PROVIDED RECORDS section start

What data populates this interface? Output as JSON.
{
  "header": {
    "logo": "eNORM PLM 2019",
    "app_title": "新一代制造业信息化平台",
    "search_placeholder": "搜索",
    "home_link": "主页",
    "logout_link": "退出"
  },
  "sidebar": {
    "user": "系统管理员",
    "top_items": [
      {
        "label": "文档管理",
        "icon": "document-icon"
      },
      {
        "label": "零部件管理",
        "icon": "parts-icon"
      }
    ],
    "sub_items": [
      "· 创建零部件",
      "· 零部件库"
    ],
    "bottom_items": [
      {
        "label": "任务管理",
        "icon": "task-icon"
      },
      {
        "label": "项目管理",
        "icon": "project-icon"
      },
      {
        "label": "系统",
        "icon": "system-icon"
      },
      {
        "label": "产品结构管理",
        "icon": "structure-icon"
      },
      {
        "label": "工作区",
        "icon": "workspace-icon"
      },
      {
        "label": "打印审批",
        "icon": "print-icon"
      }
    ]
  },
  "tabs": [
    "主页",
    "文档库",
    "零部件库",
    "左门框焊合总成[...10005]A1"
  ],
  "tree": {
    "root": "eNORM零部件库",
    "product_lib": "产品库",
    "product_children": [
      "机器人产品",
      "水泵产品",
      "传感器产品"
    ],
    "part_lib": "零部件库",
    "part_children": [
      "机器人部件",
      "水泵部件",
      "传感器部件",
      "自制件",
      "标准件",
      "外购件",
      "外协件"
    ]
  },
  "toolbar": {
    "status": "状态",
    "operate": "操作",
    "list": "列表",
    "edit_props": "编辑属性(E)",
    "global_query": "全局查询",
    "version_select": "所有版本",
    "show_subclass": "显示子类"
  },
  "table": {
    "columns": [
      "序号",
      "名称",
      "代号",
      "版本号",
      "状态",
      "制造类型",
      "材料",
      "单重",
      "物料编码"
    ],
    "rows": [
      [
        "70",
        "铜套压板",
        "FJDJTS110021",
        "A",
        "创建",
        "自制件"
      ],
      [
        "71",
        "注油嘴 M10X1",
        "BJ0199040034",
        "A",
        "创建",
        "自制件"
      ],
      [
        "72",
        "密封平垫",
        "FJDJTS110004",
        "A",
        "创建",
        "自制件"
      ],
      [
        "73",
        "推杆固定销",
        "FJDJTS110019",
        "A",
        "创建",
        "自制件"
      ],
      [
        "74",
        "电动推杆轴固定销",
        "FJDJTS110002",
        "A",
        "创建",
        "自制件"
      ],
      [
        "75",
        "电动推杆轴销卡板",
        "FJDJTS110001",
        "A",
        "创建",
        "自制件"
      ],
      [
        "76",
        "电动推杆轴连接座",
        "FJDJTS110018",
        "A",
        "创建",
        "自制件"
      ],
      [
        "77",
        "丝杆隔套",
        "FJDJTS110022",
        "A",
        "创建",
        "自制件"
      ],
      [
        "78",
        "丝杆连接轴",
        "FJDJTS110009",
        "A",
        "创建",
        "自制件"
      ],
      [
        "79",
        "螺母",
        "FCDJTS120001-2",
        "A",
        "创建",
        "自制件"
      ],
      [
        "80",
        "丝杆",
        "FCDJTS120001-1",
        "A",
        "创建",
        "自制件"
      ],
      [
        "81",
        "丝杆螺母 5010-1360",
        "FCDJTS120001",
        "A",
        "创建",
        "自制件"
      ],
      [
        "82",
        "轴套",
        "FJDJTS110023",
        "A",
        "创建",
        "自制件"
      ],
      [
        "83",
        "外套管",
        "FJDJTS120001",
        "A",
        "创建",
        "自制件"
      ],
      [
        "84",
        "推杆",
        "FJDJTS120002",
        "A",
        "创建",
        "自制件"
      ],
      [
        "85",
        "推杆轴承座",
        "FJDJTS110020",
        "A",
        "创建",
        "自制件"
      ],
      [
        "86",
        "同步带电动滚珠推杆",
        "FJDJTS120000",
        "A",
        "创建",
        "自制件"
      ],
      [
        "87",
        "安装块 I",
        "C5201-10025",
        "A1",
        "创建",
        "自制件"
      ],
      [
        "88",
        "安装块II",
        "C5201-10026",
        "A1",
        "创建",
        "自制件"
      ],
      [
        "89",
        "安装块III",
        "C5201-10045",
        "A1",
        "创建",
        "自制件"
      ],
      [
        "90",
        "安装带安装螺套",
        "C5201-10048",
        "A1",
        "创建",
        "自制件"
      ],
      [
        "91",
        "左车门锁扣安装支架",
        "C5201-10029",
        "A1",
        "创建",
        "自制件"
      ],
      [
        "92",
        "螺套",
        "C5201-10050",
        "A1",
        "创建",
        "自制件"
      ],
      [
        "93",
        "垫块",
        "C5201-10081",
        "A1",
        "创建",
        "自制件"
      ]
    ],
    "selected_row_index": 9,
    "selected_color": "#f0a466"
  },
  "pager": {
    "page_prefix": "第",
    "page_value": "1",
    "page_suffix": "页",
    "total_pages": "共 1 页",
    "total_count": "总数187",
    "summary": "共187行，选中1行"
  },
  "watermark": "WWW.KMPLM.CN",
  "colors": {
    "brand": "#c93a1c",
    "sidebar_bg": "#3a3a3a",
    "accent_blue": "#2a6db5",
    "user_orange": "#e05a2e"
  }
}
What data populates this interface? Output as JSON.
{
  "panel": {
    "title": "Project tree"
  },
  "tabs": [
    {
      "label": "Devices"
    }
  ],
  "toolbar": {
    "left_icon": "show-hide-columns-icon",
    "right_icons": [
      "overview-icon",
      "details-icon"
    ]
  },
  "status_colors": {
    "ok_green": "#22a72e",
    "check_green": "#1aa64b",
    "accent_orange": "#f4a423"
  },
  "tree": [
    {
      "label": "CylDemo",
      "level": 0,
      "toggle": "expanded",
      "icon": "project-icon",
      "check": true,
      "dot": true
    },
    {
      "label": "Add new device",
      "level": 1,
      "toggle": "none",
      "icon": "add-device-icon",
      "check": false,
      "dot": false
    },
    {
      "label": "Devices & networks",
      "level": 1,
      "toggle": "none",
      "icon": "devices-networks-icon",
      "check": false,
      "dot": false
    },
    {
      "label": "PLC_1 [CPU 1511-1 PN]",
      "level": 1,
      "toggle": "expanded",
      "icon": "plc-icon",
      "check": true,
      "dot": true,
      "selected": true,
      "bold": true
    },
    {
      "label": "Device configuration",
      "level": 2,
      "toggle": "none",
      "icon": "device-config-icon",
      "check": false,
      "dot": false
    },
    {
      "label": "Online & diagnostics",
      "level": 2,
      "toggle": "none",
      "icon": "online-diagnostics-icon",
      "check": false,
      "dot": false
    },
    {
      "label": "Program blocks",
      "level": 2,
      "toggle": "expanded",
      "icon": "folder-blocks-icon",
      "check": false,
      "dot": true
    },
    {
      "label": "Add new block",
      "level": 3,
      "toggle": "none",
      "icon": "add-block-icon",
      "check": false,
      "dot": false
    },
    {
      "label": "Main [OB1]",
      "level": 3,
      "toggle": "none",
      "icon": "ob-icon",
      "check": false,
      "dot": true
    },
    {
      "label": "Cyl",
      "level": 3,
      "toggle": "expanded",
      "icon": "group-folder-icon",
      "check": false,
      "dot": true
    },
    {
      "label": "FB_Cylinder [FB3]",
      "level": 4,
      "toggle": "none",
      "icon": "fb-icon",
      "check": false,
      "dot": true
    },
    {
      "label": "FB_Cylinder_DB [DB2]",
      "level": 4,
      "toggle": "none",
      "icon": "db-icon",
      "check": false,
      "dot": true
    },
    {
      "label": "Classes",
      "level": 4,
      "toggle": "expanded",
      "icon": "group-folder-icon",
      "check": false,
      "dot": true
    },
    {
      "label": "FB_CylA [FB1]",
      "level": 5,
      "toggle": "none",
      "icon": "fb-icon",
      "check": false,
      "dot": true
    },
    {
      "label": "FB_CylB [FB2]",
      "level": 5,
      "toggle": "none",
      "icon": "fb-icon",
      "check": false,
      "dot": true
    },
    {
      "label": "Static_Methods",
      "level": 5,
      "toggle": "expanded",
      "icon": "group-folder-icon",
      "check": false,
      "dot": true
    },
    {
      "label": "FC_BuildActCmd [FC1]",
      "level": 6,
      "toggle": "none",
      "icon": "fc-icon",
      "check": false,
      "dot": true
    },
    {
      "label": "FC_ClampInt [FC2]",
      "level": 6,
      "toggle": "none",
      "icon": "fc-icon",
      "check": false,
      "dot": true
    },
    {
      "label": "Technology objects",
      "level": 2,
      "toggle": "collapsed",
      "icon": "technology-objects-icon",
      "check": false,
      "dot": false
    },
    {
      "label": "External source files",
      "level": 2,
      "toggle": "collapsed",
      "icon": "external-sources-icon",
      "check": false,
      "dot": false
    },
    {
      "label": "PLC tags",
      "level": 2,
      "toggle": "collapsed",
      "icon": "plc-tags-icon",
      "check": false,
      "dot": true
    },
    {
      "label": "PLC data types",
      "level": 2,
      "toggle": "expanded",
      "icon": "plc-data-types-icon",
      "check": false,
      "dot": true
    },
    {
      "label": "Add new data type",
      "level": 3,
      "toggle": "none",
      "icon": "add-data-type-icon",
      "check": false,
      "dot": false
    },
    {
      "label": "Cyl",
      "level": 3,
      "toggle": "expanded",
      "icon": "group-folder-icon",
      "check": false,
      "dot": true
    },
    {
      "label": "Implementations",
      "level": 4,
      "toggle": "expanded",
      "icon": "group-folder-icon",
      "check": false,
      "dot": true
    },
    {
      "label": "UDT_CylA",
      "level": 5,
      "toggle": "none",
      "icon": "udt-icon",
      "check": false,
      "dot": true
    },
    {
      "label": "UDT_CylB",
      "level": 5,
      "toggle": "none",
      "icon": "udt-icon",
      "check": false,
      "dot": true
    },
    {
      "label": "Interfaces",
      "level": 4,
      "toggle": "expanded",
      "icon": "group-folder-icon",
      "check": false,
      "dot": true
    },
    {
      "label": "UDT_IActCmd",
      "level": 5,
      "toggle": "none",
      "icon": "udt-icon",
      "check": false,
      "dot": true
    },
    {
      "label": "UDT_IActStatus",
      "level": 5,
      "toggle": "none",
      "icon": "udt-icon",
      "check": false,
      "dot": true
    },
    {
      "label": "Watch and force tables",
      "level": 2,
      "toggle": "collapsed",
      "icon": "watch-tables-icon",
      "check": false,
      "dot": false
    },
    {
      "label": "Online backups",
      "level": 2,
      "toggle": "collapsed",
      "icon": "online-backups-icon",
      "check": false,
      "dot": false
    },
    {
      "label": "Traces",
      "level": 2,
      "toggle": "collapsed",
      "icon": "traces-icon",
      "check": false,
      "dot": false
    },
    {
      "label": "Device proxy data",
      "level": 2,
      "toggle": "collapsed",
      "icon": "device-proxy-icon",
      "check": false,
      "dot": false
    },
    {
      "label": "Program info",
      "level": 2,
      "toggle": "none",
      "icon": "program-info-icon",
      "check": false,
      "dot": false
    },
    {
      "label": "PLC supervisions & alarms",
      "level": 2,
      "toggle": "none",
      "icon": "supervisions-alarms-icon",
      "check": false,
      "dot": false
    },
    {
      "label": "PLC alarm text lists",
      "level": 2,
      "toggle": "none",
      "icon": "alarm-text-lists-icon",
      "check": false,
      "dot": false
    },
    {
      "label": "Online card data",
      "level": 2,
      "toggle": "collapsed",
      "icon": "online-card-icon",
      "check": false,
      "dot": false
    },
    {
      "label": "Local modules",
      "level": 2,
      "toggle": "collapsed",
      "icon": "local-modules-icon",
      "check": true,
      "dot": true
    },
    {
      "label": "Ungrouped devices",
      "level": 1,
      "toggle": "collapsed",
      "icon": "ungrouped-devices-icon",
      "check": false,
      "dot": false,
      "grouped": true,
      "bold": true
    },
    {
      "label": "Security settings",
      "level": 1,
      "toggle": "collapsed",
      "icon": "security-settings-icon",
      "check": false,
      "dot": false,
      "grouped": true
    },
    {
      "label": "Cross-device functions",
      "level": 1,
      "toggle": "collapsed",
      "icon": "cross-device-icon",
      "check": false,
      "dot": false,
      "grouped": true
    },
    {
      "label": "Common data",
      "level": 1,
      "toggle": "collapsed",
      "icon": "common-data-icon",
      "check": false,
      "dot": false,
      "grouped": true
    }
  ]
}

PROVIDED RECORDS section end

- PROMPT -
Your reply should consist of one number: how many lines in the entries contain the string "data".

- RESULT OF THE TASK -
10